Jayne - The one who brings the marshmallows is always well-received. And the charring only means the insides will be pure gooey goodness. In our virtual, band gatherings, we DO get to sit around the campfire, laughing, weeping, manifesting various forms of self. xo

Marylinn Kelly said...

Antares Cryptos - There is a place by the campfire, when you catch up on sleep. See you soon.

Marylinn Kelly said...

Maggie May - Thank you so much. Nice to see you. I will do my best to visit you...soon.

Marylinn Kelly said...

Angella - The double burden of bearing our unique natures AND, too often, being made aware of how far outside the norm they are thought to be is more than one can tolerate. Odd ought not to be treated as an affliction. Thank you. xo

Marylinn Kelly said...

Claire - Thank you, for that is exactly what it is...my trying to find clarity, self-acceptance and a celebration of quirks formerly thought of as undesirable. "Let each step to the music he hears..." xo

Marylinn Kelly said...

Robert - You are indeed a fortunate soul, the more so for having the wisdom to know it. In many lives there are the supportive others but, for whatever reasons, the pain continues and full benefit of the comfort isn't realized.

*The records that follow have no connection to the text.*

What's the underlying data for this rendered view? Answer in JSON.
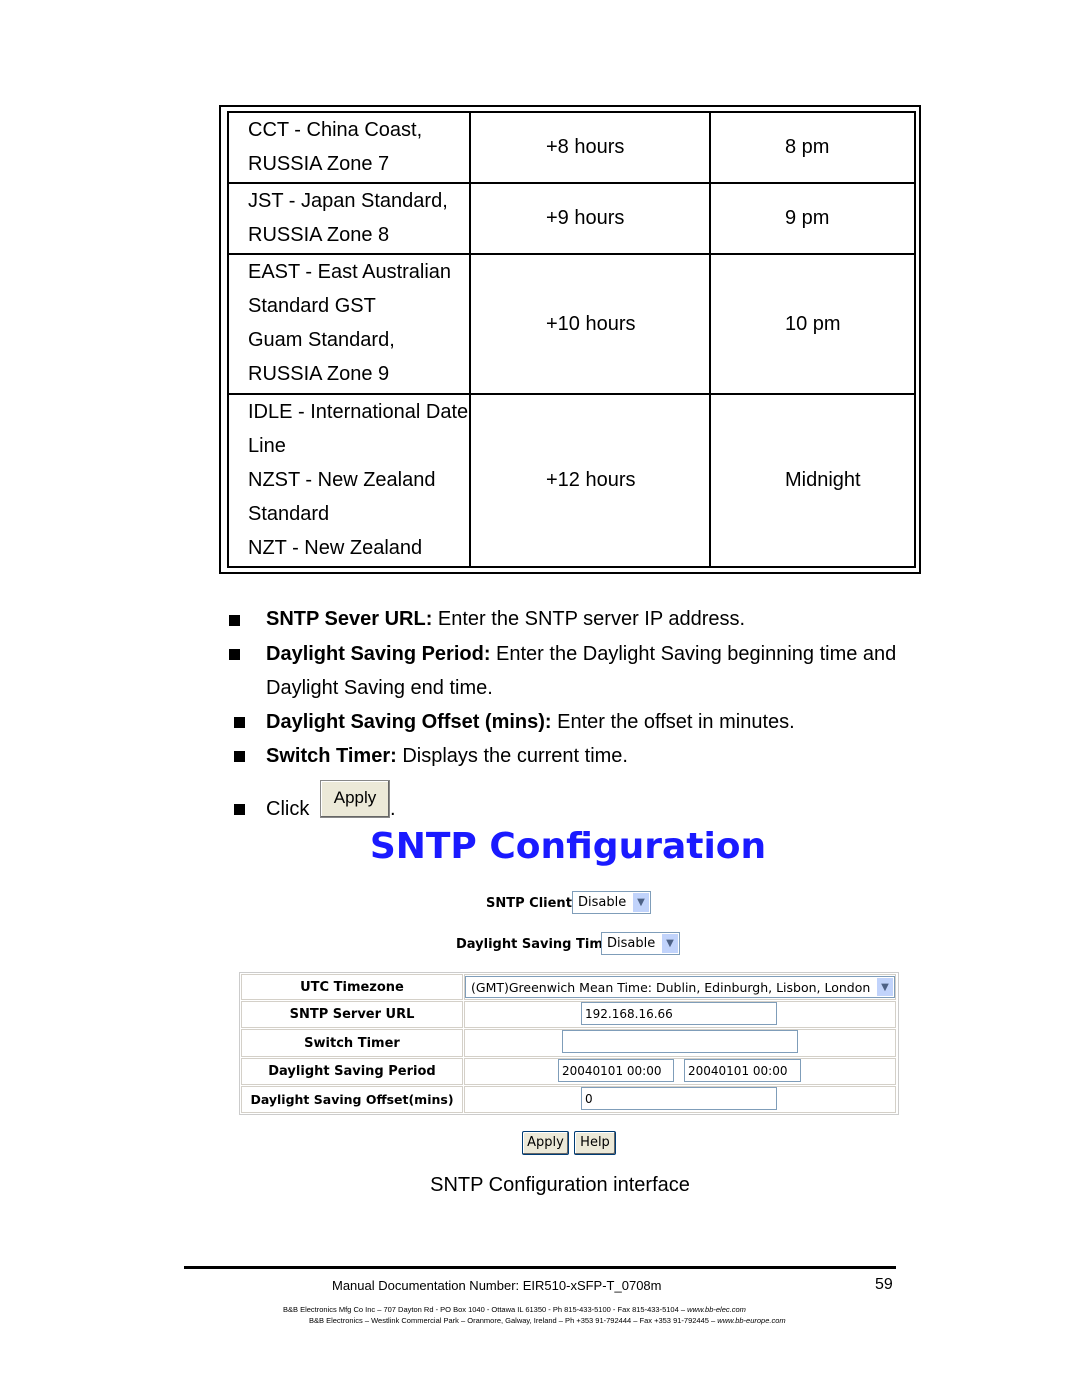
{
  "timezone_table": {
    "rows": [
      {
        "zone": [
          "CCT - China Coast,",
          "RUSSIA Zone 7"
        ],
        "offset": "+8 hours",
        "time": "8 pm"
      },
      {
        "zone": [
          "JST - Japan Standard,",
          "RUSSIA Zone 8"
        ],
        "offset": "+9 hours",
        "time": "9 pm"
      },
      {
        "zone": [
          "EAST - East Australian",
          "Standard GST",
          "Guam Standard,",
          "RUSSIA Zone 9"
        ],
        "offset": "+10 hours",
        "time": "10 pm"
      },
      {
        "zone": [
          "IDLE - International Date",
          "Line",
          "NZST - New Zealand",
          "Standard",
          "NZT - New Zealand"
        ],
        "offset": "+12 hours",
        "time": "Midnight"
      }
    ]
  },
  "bullets": [
    {
      "term": "SNTP Sever URL:",
      "text": " Enter the SNTP server IP address."
    },
    {
      "term": "Daylight Saving Period:",
      "text": " Enter the Daylight Saving beginning time and",
      "text2": "Daylight Saving end time."
    },
    {
      "term": "Daylight Saving Offset (mins):",
      "text": " Enter the offset in minutes."
    },
    {
      "term": "Switch Timer:",
      "text": " Displays the current time."
    },
    {
      "text": "Click",
      "button": "Apply",
      "after": "."
    }
  ],
  "form": {
    "title": "SNTP Configuration",
    "title_color": "#1a1aff",
    "sntp_client_label": "SNTP Client :",
    "sntp_client_value": "Disable",
    "dst_label": "Daylight Saving Time :",
    "dst_value": "Disable",
    "rows": {
      "utc_label": "UTC Timezone",
      "utc_value": "(GMT)Greenwich Mean Time: Dublin, Edinburgh, Lisbon, London",
      "server_label": "SNTP Server URL",
      "server_value": "192.168.16.66",
      "timer_label": "Switch Timer",
      "timer_value": "",
      "period_label": "Daylight Saving Period",
      "period_start": "20040101 00:00",
      "period_end": "20040101 00:00",
      "offset_label": "Daylight Saving Offset(mins)",
      "offset_value": "0"
    },
    "apply": "Apply",
    "help": "Help"
  },
  "caption": "SNTP Configuration interface",
  "footer": {
    "doc_number": "Manual Documentation Number: EIR510-xSFP-T_0708m",
    "page": "59",
    "line1": "B&B Electronics Mfg Co Inc – 707 Dayton Rd - PO Box 1040 - Ottawa IL 61350 - Ph 815-433-5100 - Fax 815-433-5104 – ",
    "line1_url": "www.bb-elec.com",
    "line2": "B&B Electronics – Westlink Commercial Park – Oranmore, Galway, Ireland – Ph +353 91-792444 – Fax +353 91-792445 – ",
    "line2_url": "www.bb-europe.com"
  }
}
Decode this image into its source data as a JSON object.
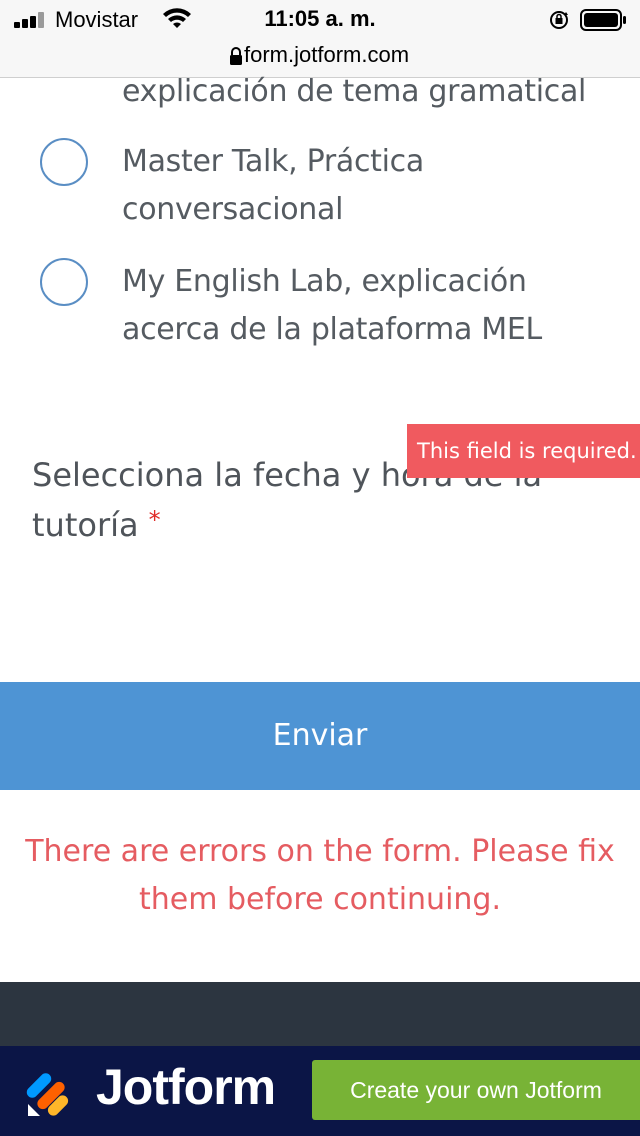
{
  "status_bar": {
    "carrier": "Movistar",
    "time": "11:05 a. m.",
    "icons": [
      "signal-icon",
      "wifi-icon",
      "rotation-lock-icon",
      "battery-icon"
    ]
  },
  "browser": {
    "url": "form.jotform.com",
    "icon": "lock-icon"
  },
  "options": {
    "partial_text": "explicación de tema gramatical",
    "items": [
      {
        "line1": "Master Talk, Práctica",
        "line2": "conversacional"
      },
      {
        "line1": "My English Lab, explicación",
        "line2": "acerca de la plataforma MEL"
      }
    ]
  },
  "question": {
    "line1": "Selecciona la fecha y hora de la",
    "line2": "tutoría",
    "required_mark": "*"
  },
  "error_tooltip": "This field is required.",
  "submit_label": "Enviar",
  "form_error": {
    "line1": "There are errors on the form. Please fix",
    "line2": "them before continuing."
  },
  "footer": {
    "brand": "Jotform",
    "cta": "Create your own Jotform"
  },
  "colors": {
    "accent_blue": "#4e94d4",
    "error_red": "#f05a5f",
    "cta_green": "#78b336",
    "footer_navy": "#0b1546"
  }
}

I am so glad for your affirmation that finding our own completeness with the strength of another is not a myth. I always appreciate your comments, thank you.

Antares Cryptos said...

Dear Marylinn,

Settling in after a refreshing 11 hours (!!!!?) worth. Thank you for saving me a spot by your camp-fire, brought beverage of choice, whatever it may be.

We don't have shared experiences, but somehow connect, shared individuality.

I am with Claire and her wonderful way with words. :) Whether friends family or even our non-human friends, no it is not a myth.

Other times, during those moments "We read to know that we're not alone" (C.S. Lewis)

Marylinn Kelly said...

Antares Cryptos - You didn't need to bring your own beverage...I'm sure we have lots, but thank you. I'm glad you caught up on your sleep. It is the separate, parallel experiences that are so interesting, so connective, the stuff of kindred spirits. My wish is that as we speak and link and comment, even those who choose to remain silent know they are not alone. :D